━━━ Input

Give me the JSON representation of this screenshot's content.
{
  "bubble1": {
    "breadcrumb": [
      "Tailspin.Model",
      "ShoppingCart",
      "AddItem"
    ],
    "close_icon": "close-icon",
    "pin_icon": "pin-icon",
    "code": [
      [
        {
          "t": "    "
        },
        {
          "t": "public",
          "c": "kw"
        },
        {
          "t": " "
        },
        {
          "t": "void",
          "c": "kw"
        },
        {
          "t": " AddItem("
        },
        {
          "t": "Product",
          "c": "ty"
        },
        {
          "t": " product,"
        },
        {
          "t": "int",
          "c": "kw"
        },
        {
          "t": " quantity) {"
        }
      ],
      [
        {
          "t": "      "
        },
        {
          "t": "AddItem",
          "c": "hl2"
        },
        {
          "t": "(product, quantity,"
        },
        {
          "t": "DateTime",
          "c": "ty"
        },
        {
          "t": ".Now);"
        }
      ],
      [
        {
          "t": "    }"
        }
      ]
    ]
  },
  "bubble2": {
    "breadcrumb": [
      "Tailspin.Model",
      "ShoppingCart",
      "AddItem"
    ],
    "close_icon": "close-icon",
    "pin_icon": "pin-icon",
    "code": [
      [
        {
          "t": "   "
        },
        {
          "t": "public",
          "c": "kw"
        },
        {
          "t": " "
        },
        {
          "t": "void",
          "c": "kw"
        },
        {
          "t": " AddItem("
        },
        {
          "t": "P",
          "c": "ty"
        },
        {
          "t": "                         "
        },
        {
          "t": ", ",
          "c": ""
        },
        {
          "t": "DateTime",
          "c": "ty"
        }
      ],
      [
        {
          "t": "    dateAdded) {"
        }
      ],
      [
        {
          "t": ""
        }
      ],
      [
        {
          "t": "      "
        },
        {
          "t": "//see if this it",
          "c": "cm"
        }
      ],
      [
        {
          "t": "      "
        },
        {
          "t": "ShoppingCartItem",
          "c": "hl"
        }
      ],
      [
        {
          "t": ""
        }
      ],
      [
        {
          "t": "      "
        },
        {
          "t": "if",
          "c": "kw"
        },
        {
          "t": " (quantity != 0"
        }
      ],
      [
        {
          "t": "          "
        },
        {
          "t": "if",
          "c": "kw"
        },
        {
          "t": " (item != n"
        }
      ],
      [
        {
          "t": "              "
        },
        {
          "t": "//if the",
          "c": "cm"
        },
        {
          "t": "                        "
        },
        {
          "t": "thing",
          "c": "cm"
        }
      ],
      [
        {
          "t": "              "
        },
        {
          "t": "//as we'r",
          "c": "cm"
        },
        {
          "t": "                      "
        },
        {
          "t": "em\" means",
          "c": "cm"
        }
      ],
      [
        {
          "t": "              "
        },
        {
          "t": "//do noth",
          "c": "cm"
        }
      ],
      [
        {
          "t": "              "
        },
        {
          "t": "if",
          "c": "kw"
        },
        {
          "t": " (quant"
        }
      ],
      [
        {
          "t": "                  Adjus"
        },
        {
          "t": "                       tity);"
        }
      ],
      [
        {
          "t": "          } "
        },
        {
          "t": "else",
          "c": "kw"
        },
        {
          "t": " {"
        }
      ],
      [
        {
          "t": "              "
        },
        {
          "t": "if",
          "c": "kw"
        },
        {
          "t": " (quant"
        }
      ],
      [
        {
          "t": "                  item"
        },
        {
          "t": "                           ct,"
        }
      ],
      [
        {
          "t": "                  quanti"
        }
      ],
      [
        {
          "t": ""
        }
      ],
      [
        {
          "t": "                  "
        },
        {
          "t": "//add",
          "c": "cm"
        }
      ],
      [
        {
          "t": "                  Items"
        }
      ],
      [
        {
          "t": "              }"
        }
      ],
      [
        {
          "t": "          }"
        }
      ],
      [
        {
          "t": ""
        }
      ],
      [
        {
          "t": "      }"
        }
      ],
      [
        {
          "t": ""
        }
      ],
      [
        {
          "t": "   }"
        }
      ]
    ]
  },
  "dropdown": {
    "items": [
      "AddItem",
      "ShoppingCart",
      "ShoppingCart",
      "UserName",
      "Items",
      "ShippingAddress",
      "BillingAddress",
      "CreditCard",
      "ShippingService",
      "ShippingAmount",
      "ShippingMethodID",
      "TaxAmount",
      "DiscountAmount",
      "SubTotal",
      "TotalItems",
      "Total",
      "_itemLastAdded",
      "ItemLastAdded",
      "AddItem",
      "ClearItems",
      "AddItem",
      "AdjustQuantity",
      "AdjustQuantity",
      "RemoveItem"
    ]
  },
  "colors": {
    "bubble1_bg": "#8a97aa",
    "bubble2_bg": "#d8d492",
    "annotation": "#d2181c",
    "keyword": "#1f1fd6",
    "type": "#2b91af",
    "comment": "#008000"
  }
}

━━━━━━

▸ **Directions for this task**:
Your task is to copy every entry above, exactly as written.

▸ **Result of the exercise**:
Give me the JSON representation of this screenshot's content.
{
  "bubble1": {
    "breadcrumb": [
      "Tailspin.Model",
      "ShoppingCart",
      "AddItem"
    ],
    "close_icon": "close-icon",
    "pin_icon": "pin-icon",
    "code": [
      [
        {
          "t": "    "
        },
        {
          "t": "public",
          "c": "kw"
        },
        {
          "t": " "
        },
        {
          "t": "void",
          "c": "kw"
        },
        {
          "t": " AddItem("
        },
        {
          "t": "Product",
          "c": "ty"
        },
        {
          "t": " product,"
        },
        {
          "t": "int",
          "c": "kw"
        },
        {
          "t": " quantity) {"
        }
      ],
      [
        {
          "t": "      "
        },
        {
          "t": "AddItem",
          "c": "hl2"
        },
        {
          "t": "(product, quantity,"
        },
        {
          "t": "DateTime",
          "c": "ty"
        },
        {
          "t": ".Now);"
        }
      ],
      [
        {
          "t": "    }"
        }
      ]
    ]
  },
  "bubble2": {
    "breadcrumb": [
      "Tailspin.Model",
      "ShoppingCart",
      "AddItem"
    ],
    "close_icon": "close-icon",
    "pin_icon": "pin-icon",
    "code": [
      [
        {
          "t": "   "
        },
        {
          "t": "public",
          "c": "kw"
        },
        {
          "t": " "
        },
        {
          "t": "void",
          "c": "kw"
        },
        {
          "t": " AddItem("
        },
        {
          "t": "P",
          "c": "ty"
        },
        {
          "t": "                         "
        },
        {
          "t": ", ",
          "c": ""
        },
        {
          "t": "DateTime",
          "c": "ty"
        }
      ],
      [
        {
          "t": "    dateAdded) {"
        }
      ],
      [
        {
          "t": ""
        }
      ],
      [
        {
          "t": "      "
        },
        {
          "t": "//see if this it",
          "c": "cm"
        }
      ],
      [
        {
          "t": "      "
        },
        {
          "t": "ShoppingCartItem",
          "c": "hl"
        }
      ],
      [
        {
          "t": ""
        }
      ],
      [
        {
          "t": "      "
        },
        {
          "t": "if",
          "c": "kw"
        },
        {
          "t": " (quantity != 0"
        }
      ],
      [
        {
          "t": "          "
        },
        {
          "t": "if",
          "c": "kw"
        },
        {
          "t": " (item != n"
        }
      ],
      [
        {
          "t": "              "
        },
        {
          "t": "//if the",
          "c": "cm"
        },
        {
          "t": "                        "
        },
        {
          "t": "thing",
          "c": "cm"
        }
      ],
      [
        {
          "t": "              "
        },
        {
          "t": "//as we'r",
          "c": "cm"
        },
        {
          "t": "                      "
        },
        {
          "t": "em\" means",
          "c": "cm"
        }
      ],
      [
        {
          "t": "              "
        },
        {
          "t": "//do noth",
          "c": "cm"
        }
      ],
      [
        {
          "t": "              "
        },
        {
          "t": "if",
          "c": "kw"
        },
        {
          "t": " (quant"
        }
      ],
      [
        {
          "t": "                  Adjus"
        },
        {
          "t": "                       tity);"
        }
      ],
      [
        {
          "t": "          } "
        },
        {
          "t": "else",
          "c": "kw"
        },
        {
          "t": " {"
        }
      ],
      [
        {
          "t": "              "
        },
        {
          "t": "if",
          "c": "kw"
        },
        {
          "t": " (quant"
        }
      ],
      [
        {
          "t": "                  item"
        },
        {
          "t": "                           ct,"
        }
      ],
      [
        {
          "t": "                  quanti"
        }
      ],
      [
        {
          "t": ""
        }
      ],
      [
        {
          "t": "                  "
        },
        {
          "t": "//add",
          "c": "cm"
        }
      ],
      [
        {
          "t": "                  Items"
        }
      ],
      [
        {
          "t": "              }"
        }
      ],
      [
        {
          "t": "          }"
        }
      ],
      [
        {
          "t": ""
        }
      ],
      [
        {
          "t": "      }"
        }
      ],
      [
        {
          "t": ""
        }
      ],
      [
        {
          "t": "   }"
        }
      ]
    ]
  },
  "dropdown": {
    "items": [
      "AddItem",
      "ShoppingCart",
      "ShoppingCart",
      "UserName",
      "Items",
      "ShippingAddress",
      "BillingAddress",
      "CreditCard",
      "ShippingService",
      "ShippingAmount",
      "ShippingMethodID",
      "TaxAmount",
      "DiscountAmount",
      "SubTotal",
      "TotalItems",
      "Total",
      "_itemLastAdded",
      "ItemLastAdded",
      "AddItem",
      "ClearItems",
      "AddItem",
      "AdjustQuantity",
      "AdjustQuantity",
      "RemoveItem"
    ]
  },
  "colors": {
    "bubble1_bg": "#8a97aa",
    "bubble2_bg": "#d8d492",
    "annotation": "#d2181c",
    "keyword": "#1f1fd6",
    "type": "#2b91af",
    "comment": "#008000"
  }
}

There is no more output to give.